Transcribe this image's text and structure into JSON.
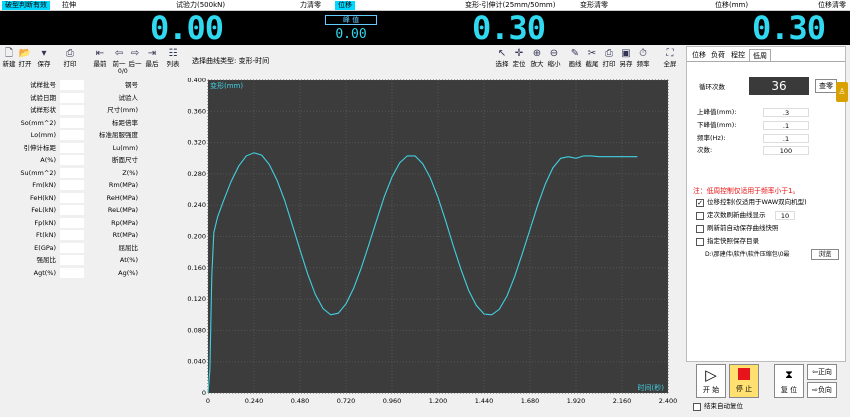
{
  "header": {
    "left_cyan": "破型判断有效",
    "left2": "拉伸",
    "load_label": "试验力(500kN)",
    "mid_cyan": "位移",
    "force_zero": "力清零",
    "ext_label": "变形-引伸计(25mm/50mm)",
    "def_zero": "变形清零",
    "disp_label": "位移(mm)",
    "disp_zero": "位移清零"
  },
  "lcd": {
    "force": "0.00",
    "peak_label": "峰 值",
    "peak_value": "0.00",
    "deform": "0.30",
    "disp": "0.30"
  },
  "toolbar": {
    "new": "新建",
    "open": "打开",
    "save": "保存",
    "print": "打印",
    "first": "最前",
    "prev": "前一",
    "next": "后一",
    "last": "最后",
    "list": "列表",
    "counter": "0/0",
    "curve_type_label": "选择曲线类型:",
    "curve_type_value": "变形-时间",
    "select": "选择",
    "locate": "定位",
    "zoom_in": "放大",
    "zoom_out": "缩小",
    "draw_line": "画线",
    "crop": "截尾",
    "print2": "打印",
    "save_as": "另存",
    "freq": "频率",
    "fullscreen": "全屏"
  },
  "grid": [
    {
      "l": "试样批号",
      "r": "钢号"
    },
    {
      "l": "试验日期",
      "r": "试验人"
    },
    {
      "l": "试样形状",
      "r": "尺寸(mm)"
    },
    {
      "l": "So(mm^2)",
      "r": "标距倍率"
    },
    {
      "l": "Lo(mm)",
      "r": "标准屈服强度"
    },
    {
      "l": "引伸计标距",
      "r": "Lu(mm)"
    },
    {
      "l": "A(%)",
      "r": "断面尺寸"
    },
    {
      "l": "Su(mm^2)",
      "r": "Z(%)"
    },
    {
      "l": "Fm(kN)",
      "r": "Rm(MPa)"
    },
    {
      "l": "FeH(kN)",
      "r": "ReH(MPa)"
    },
    {
      "l": "FeL(kN)",
      "r": "ReL(MPa)"
    },
    {
      "l": "Fp(kN)",
      "r": "Rp(MPa)"
    },
    {
      "l": "Ft(kN)",
      "r": "Rt(MPa)"
    },
    {
      "l": "E(GPa)",
      "r": "屈屈比"
    },
    {
      "l": "强屈比",
      "r": "At(%)"
    },
    {
      "l": "Agt(%)",
      "r": "Ag(%)"
    }
  ],
  "right": {
    "tabs": [
      "位移",
      "负荷",
      "程控",
      "低周"
    ],
    "cycles_label": "循环次数",
    "cycles_value": "36",
    "query": "查零",
    "upper_label": "上峰值(mm):",
    "upper": ".3",
    "lower_label": "下峰值(mm):",
    "lower": ".1",
    "freq_label": "频率(Hz):",
    "freq": ".1",
    "count_label": "次数:",
    "count": "100",
    "note": "注：低周控制仅适用于频率小于1。",
    "opt1": "位移控制(仅适用于WAW双向机型)",
    "opt2": "定次数刷新曲线显示",
    "opt2_val": "10",
    "opt3": "刷新前自动保存曲线快照",
    "opt4": "指定快照保存目录",
    "path": "D:\\那建伟\\软件\\软件压缩包\\0最",
    "browse": "浏览"
  },
  "bottom": {
    "start": "开 始",
    "stop": "停 止",
    "reset": "复 位",
    "fwd": "正向",
    "rev": "负向",
    "auto_reset": "结束自动复位"
  },
  "colors": {
    "cyan": "#00d8ff",
    "lcd": "#30d8f0",
    "curve": "#40d0e0",
    "plotbg": "#3c3c3c",
    "stop": "#e8141c",
    "note": "#e81010"
  },
  "chart_data": {
    "type": "line",
    "ylabel": "变形(mm)",
    "xlabel": "时间(秒)",
    "xlim": [
      0,
      2.4
    ],
    "ylim": [
      0,
      0.4
    ],
    "xticks": [
      "0",
      "0.240",
      "0.480",
      "0.720",
      "0.960",
      "1.200",
      "1.440",
      "1.680",
      "1.920",
      "2.160",
      "2.400"
    ],
    "yticks": [
      "0",
      "0.040",
      "0.080",
      "0.120",
      "0.160",
      "0.200",
      "0.240",
      "0.280",
      "0.320",
      "0.360",
      "0.400"
    ],
    "series": [
      {
        "x": [
          0,
          0.01,
          0.02,
          0.03,
          0.05,
          0.08,
          0.12,
          0.16,
          0.2,
          0.24,
          0.28,
          0.32,
          0.36,
          0.4,
          0.44,
          0.48,
          0.52,
          0.56,
          0.6,
          0.64,
          0.68,
          0.72,
          0.76,
          0.8,
          0.84,
          0.88,
          0.92,
          0.96,
          1.0,
          1.04,
          1.08,
          1.12,
          1.16,
          1.2,
          1.24,
          1.28,
          1.32,
          1.36,
          1.4,
          1.44,
          1.48,
          1.52,
          1.56,
          1.6,
          1.64,
          1.68,
          1.72,
          1.76,
          1.8,
          1.84,
          1.88,
          1.92,
          1.96,
          2.0,
          2.04,
          2.08,
          2.12,
          2.16,
          2.2,
          2.24
        ],
        "y": [
          0,
          0.03,
          0.15,
          0.205,
          0.225,
          0.245,
          0.27,
          0.29,
          0.303,
          0.307,
          0.304,
          0.292,
          0.272,
          0.246,
          0.215,
          0.183,
          0.152,
          0.126,
          0.108,
          0.1,
          0.102,
          0.114,
          0.134,
          0.16,
          0.19,
          0.221,
          0.251,
          0.276,
          0.294,
          0.303,
          0.303,
          0.293,
          0.275,
          0.25,
          0.22,
          0.188,
          0.158,
          0.131,
          0.112,
          0.101,
          0.1,
          0.107,
          0.124,
          0.149,
          0.178,
          0.209,
          0.24,
          0.267,
          0.288,
          0.3,
          0.302,
          0.3,
          0.303,
          0.303,
          0.302,
          0.302,
          0.302,
          0.302,
          0.302,
          0.302
        ]
      }
    ]
  }
}
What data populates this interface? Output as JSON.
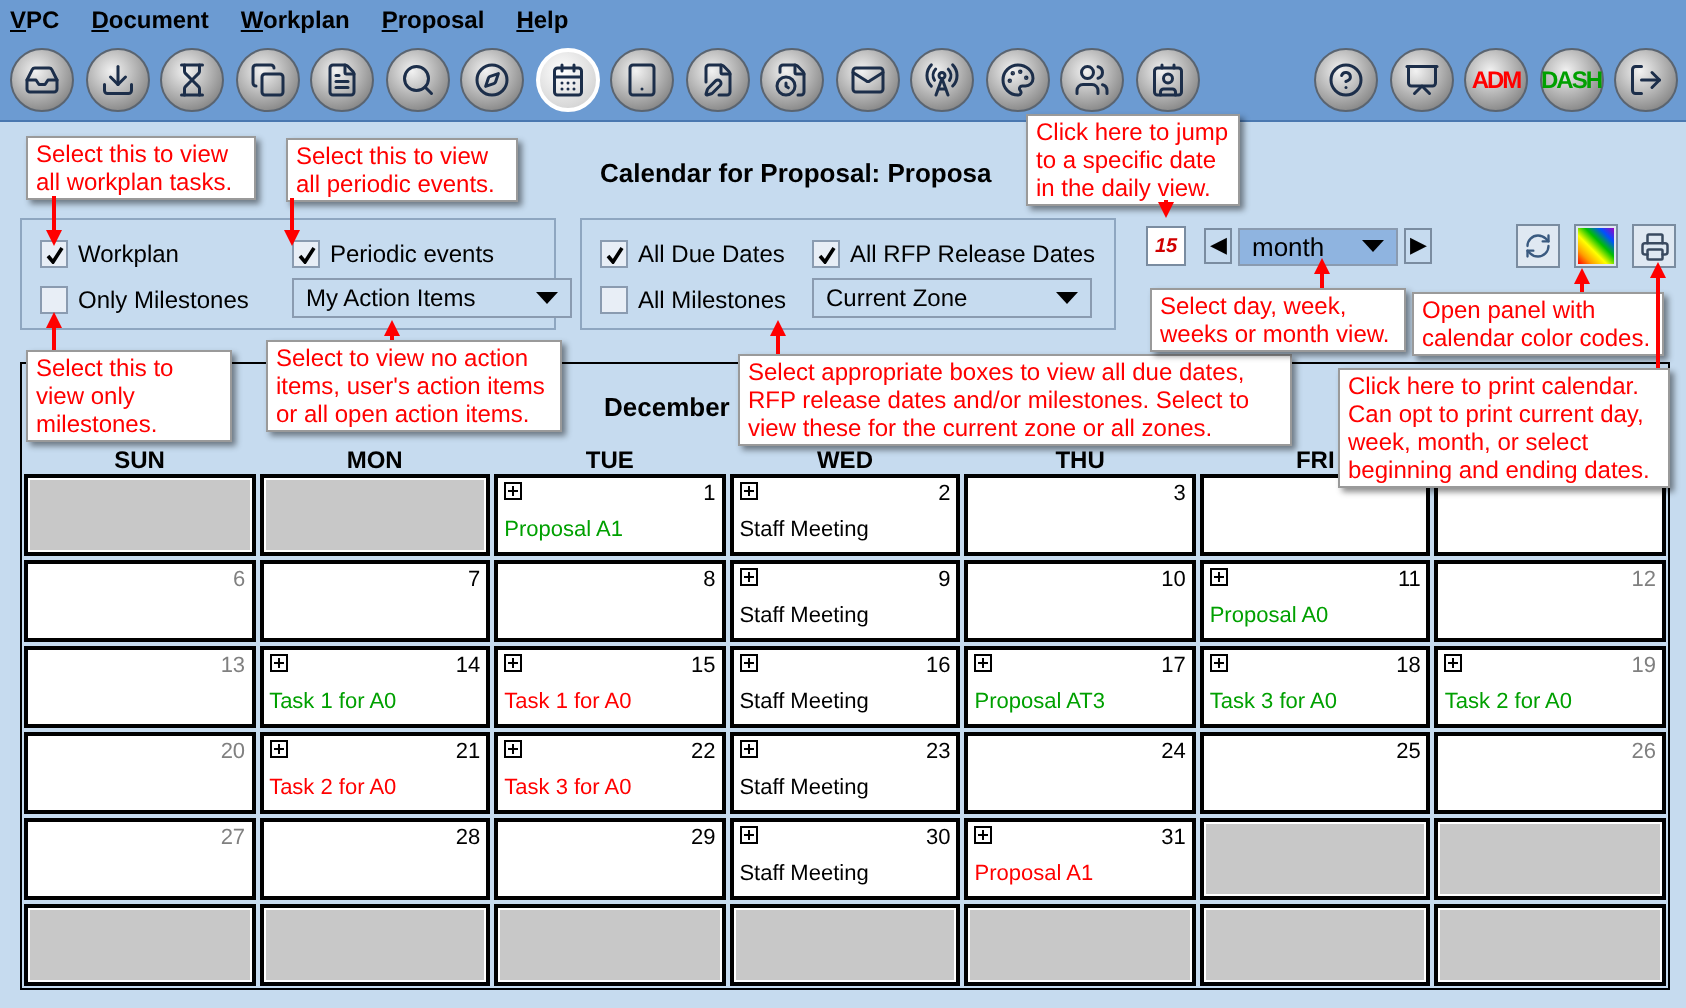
{
  "menu": [
    {
      "label": "VPC"
    },
    {
      "label": "Document"
    },
    {
      "label": "Workplan"
    },
    {
      "label": "Proposal"
    },
    {
      "label": "Help"
    }
  ],
  "toolbar": {
    "left": [
      {
        "kind": "icon",
        "selected": false
      },
      {
        "kind": "icon",
        "selected": false
      },
      {
        "kind": "icon",
        "selected": false
      },
      {
        "kind": "icon",
        "selected": false
      },
      {
        "kind": "icon",
        "selected": false
      },
      {
        "kind": "icon",
        "selected": false
      },
      {
        "kind": "icon",
        "selected": false
      },
      {
        "kind": "icon",
        "selected": true
      },
      {
        "kind": "icon",
        "selected": false
      },
      {
        "kind": "icon",
        "selected": false
      },
      {
        "kind": "icon",
        "selected": false
      },
      {
        "kind": "icon",
        "selected": false
      },
      {
        "kind": "icon",
        "selected": false
      },
      {
        "kind": "icon",
        "selected": false
      },
      {
        "kind": "icon",
        "selected": false
      },
      {
        "kind": "icon",
        "selected": false
      }
    ],
    "right": [
      {
        "kind": "icon",
        "selected": false
      },
      {
        "kind": "icon",
        "selected": false
      },
      {
        "kind": "text",
        "label": "ADM",
        "selected": false
      },
      {
        "kind": "text",
        "label": "DASH",
        "selected": false
      },
      {
        "kind": "icon",
        "selected": false
      }
    ]
  },
  "title": "Calendar for Proposal: Proposa",
  "filters": {
    "left": {
      "checkboxes": [
        {
          "label": "Workplan",
          "checked": true
        },
        {
          "label": "Periodic events",
          "checked": true
        },
        {
          "label": "Only Milestones",
          "checked": false
        }
      ],
      "dropdown": {
        "value": "My Action Items"
      }
    },
    "right": {
      "checkboxes": [
        {
          "label": "All Due Dates",
          "checked": true
        },
        {
          "label": "All RFP Release Dates",
          "checked": true
        },
        {
          "label": "All Milestones",
          "checked": false
        }
      ],
      "dropdown": {
        "value": "Current Zone"
      }
    }
  },
  "view": {
    "date_button": "15",
    "prev": "◀",
    "mode": "month",
    "next": "▶"
  },
  "calendar": {
    "month": "December",
    "weekdays": [
      "SUN",
      "MON",
      "TUE",
      "WED",
      "THU",
      "FRI"
    ],
    "weeks": [
      [
        {
          "kind": "blank"
        },
        {
          "kind": "blank"
        },
        {
          "kind": "day",
          "day": "1",
          "expandable": true,
          "event": "Proposal A1",
          "color": "#00a000"
        },
        {
          "kind": "day",
          "day": "2",
          "expandable": true,
          "event": "Staff Meeting",
          "color": "#000000"
        },
        {
          "kind": "day",
          "day": "3",
          "expandable": false
        },
        {
          "kind": "day",
          "expandable": false
        },
        {
          "kind": "day",
          "expandable": false
        }
      ],
      [
        {
          "kind": "day",
          "day": "6",
          "expandable": false
        },
        {
          "kind": "day",
          "day": "7",
          "expandable": false
        },
        {
          "kind": "day",
          "day": "8",
          "expandable": false
        },
        {
          "kind": "day",
          "day": "9",
          "expandable": true,
          "event": "Staff Meeting",
          "color": "#000000"
        },
        {
          "kind": "day",
          "day": "10",
          "expandable": false
        },
        {
          "kind": "day",
          "day": "11",
          "expandable": true,
          "event": "Proposal A0",
          "color": "#00a000"
        },
        {
          "kind": "day",
          "day": "12",
          "expandable": false
        }
      ],
      [
        {
          "kind": "day",
          "day": "13",
          "expandable": false
        },
        {
          "kind": "day",
          "day": "14",
          "expandable": true,
          "event": "Task 1 for A0",
          "color": "#00a000"
        },
        {
          "kind": "day",
          "day": "15",
          "expandable": true,
          "event": "Task 1 for A0",
          "color": "#ff0000"
        },
        {
          "kind": "day",
          "day": "16",
          "expandable": true,
          "event": "Staff Meeting",
          "color": "#000000"
        },
        {
          "kind": "day",
          "day": "17",
          "expandable": true,
          "event": "Proposal AT3",
          "color": "#00a000"
        },
        {
          "kind": "day",
          "day": "18",
          "expandable": true,
          "event": "Task 3 for A0",
          "color": "#00a000"
        },
        {
          "kind": "day",
          "day": "19",
          "expandable": true,
          "event": "Task 2 for A0",
          "color": "#00a000"
        }
      ],
      [
        {
          "kind": "day",
          "day": "20",
          "expandable": false
        },
        {
          "kind": "day",
          "day": "21",
          "expandable": true,
          "event": "Task 2 for A0",
          "color": "#ff0000"
        },
        {
          "kind": "day",
          "day": "22",
          "expandable": true,
          "event": "Task 3 for A0",
          "color": "#ff0000"
        },
        {
          "kind": "day",
          "day": "23",
          "expandable": true,
          "event": "Staff Meeting",
          "color": "#000000"
        },
        {
          "kind": "day",
          "day": "24",
          "expandable": false
        },
        {
          "kind": "day",
          "day": "25",
          "expandable": false
        },
        {
          "kind": "day",
          "day": "26",
          "expandable": false
        }
      ],
      [
        {
          "kind": "day",
          "day": "27",
          "expandable": false
        },
        {
          "kind": "day",
          "day": "28",
          "expandable": false
        },
        {
          "kind": "day",
          "day": "29",
          "expandable": false
        },
        {
          "kind": "day",
          "day": "30",
          "expandable": true,
          "event": "Staff Meeting",
          "color": "#000000"
        },
        {
          "kind": "day",
          "day": "31",
          "expandable": true,
          "event": "Proposal A1",
          "color": "#ff0000"
        },
        {
          "kind": "blank"
        },
        {
          "kind": "blank"
        }
      ],
      [
        {
          "kind": "blank"
        },
        {
          "kind": "blank"
        },
        {
          "kind": "blank"
        },
        {
          "kind": "blank"
        },
        {
          "kind": "blank"
        },
        {
          "kind": "blank"
        },
        {
          "kind": "blank"
        }
      ]
    ]
  },
  "callouts": [
    {
      "text": "Select this to view all workplan tasks."
    },
    {
      "text": "Select this to view all periodic events."
    },
    {
      "text": "Click here to jump to a specific date in the daily view."
    },
    {
      "text": "Select this to view only milestones."
    },
    {
      "text": "Select to view no action items, user's action items or all open action items."
    },
    {
      "text": "Select appropriate boxes to view all due dates, RFP release dates and/or milestones.  Select to view these for the current zone or all zones."
    },
    {
      "text": "Select day, week, weeks or month view."
    },
    {
      "text": "Open panel with calendar color codes."
    },
    {
      "text": "Click here to print calendar. Can opt to print current day, week, month, or select beginning and ending dates."
    }
  ]
}
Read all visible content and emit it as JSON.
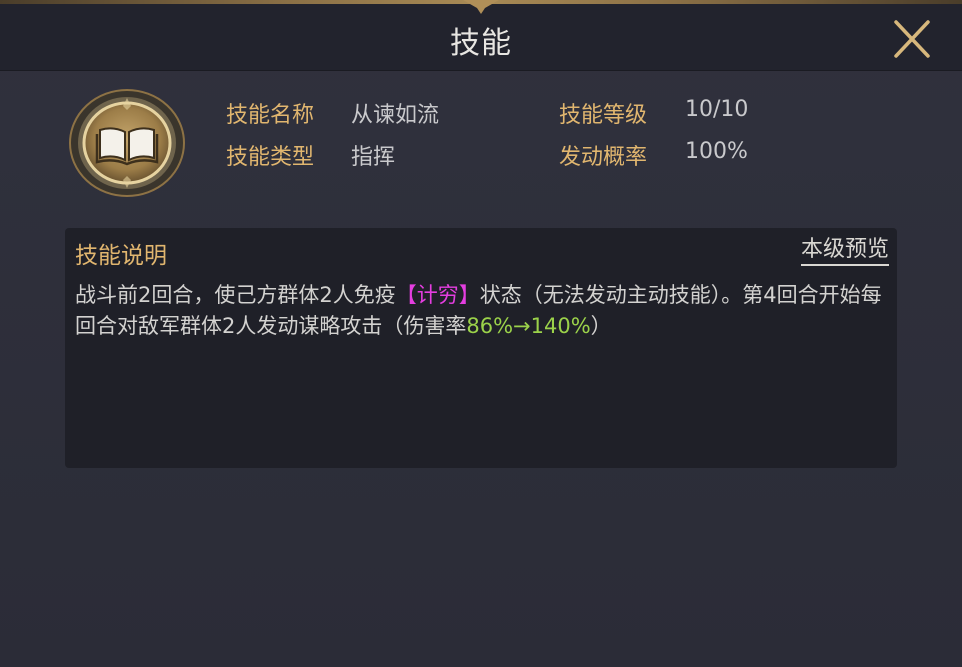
{
  "dialog": {
    "title": "技能"
  },
  "skill": {
    "icon": "open-book-icon",
    "name_label": "技能名称",
    "name_value": "从谏如流",
    "type_label": "技能类型",
    "type_value": "指挥",
    "level_label": "技能等级",
    "level_value": "10/10",
    "chance_label": "发动概率",
    "chance_value": "100%"
  },
  "description": {
    "title": "技能说明",
    "preview_link": "本级预览",
    "text_part1": "战斗前2回合，使己方群体2人免疫",
    "state_text": "【计穷】",
    "text_part2": "状态（无法发动主动技能）。第4回合开始每回合对敌军群体2人发动谋略攻击（伤害率",
    "damage_text": "86%→140%",
    "text_part3": "）"
  },
  "colors": {
    "label_gold": "#e1b66f",
    "state_magenta": "#e43ee0",
    "damage_green": "#9bd24a"
  }
}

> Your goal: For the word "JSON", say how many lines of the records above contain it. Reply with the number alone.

> Answer box: 3